Scan the data below for lines holding the word "true", and copy each line found.
[Start of section]
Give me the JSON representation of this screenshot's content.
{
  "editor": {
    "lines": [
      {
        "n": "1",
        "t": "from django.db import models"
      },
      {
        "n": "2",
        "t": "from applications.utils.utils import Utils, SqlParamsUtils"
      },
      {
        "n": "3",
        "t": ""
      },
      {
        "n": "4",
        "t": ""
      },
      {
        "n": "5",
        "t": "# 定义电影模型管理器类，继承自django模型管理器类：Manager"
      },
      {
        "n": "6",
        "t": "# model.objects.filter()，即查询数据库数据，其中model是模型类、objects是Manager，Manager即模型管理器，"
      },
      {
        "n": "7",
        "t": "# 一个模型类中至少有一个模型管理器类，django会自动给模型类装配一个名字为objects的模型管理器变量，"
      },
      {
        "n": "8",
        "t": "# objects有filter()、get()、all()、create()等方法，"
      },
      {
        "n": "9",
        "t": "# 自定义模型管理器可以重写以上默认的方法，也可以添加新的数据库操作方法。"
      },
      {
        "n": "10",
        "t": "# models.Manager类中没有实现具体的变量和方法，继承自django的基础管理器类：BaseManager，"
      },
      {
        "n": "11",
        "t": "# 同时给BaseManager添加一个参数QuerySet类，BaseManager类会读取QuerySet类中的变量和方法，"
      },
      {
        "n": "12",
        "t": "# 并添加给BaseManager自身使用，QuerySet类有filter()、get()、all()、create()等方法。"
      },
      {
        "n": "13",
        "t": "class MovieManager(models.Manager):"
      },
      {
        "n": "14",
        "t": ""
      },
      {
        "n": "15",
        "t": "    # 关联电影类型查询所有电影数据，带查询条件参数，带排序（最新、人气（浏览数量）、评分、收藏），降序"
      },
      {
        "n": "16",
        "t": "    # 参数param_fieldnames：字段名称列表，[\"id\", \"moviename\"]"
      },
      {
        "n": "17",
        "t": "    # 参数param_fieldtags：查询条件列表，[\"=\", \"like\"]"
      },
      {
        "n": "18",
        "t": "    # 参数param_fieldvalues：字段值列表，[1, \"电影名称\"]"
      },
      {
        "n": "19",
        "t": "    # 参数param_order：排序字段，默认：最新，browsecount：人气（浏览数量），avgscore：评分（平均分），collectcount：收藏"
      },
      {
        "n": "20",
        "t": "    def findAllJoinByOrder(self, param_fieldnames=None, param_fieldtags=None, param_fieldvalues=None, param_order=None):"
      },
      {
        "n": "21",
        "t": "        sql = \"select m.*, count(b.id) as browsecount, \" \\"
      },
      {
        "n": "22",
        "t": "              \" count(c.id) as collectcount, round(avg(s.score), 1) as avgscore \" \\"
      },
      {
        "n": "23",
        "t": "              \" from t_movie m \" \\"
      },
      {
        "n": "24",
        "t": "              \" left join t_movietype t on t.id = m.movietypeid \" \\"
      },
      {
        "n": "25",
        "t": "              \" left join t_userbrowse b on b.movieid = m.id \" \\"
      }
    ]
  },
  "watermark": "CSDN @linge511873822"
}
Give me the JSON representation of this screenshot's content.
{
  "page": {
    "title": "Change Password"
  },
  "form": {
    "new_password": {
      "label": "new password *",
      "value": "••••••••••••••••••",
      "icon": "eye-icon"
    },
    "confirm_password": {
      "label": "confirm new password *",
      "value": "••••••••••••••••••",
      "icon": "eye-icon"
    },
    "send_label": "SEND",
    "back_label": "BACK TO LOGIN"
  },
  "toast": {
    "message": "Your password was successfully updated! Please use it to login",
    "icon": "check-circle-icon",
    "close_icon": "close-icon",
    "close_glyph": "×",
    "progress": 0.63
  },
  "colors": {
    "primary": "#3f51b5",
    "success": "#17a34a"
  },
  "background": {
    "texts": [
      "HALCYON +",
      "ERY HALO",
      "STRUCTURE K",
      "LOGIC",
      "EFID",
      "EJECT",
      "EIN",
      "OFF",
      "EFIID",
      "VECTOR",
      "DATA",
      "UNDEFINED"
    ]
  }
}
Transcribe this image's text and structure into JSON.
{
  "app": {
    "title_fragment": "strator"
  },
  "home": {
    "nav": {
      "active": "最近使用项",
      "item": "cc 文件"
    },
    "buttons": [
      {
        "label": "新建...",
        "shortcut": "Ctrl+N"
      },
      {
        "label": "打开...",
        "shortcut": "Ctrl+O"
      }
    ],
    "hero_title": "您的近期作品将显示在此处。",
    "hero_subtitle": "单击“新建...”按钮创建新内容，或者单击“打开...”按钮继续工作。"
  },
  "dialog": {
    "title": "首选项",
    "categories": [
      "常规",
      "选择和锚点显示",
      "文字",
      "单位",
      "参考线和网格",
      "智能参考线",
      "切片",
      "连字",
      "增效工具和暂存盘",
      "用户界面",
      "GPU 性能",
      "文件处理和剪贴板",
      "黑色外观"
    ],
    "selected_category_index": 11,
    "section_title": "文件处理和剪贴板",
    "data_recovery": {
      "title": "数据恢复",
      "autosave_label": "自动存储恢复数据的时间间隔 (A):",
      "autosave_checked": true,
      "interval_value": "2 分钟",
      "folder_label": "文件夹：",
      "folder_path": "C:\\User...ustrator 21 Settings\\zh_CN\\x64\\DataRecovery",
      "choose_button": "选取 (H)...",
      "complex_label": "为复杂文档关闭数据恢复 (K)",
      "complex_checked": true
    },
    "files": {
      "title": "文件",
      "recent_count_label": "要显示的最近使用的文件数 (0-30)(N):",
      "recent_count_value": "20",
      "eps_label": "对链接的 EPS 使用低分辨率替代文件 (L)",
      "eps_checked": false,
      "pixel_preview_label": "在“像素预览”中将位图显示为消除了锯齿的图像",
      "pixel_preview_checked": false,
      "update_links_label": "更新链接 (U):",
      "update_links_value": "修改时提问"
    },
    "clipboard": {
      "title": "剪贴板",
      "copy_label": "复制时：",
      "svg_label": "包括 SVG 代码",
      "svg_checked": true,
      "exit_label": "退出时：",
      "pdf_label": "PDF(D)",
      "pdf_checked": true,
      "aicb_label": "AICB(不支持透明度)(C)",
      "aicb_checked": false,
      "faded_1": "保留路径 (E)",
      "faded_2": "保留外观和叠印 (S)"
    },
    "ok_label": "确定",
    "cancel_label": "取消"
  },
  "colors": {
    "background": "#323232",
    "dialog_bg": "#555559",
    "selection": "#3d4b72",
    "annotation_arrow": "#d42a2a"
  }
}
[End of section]
▶ _Response area_:
      "autosave_checked": true,
      "complex_checked": true
      "svg_checked": true,
      "pdf_checked": true,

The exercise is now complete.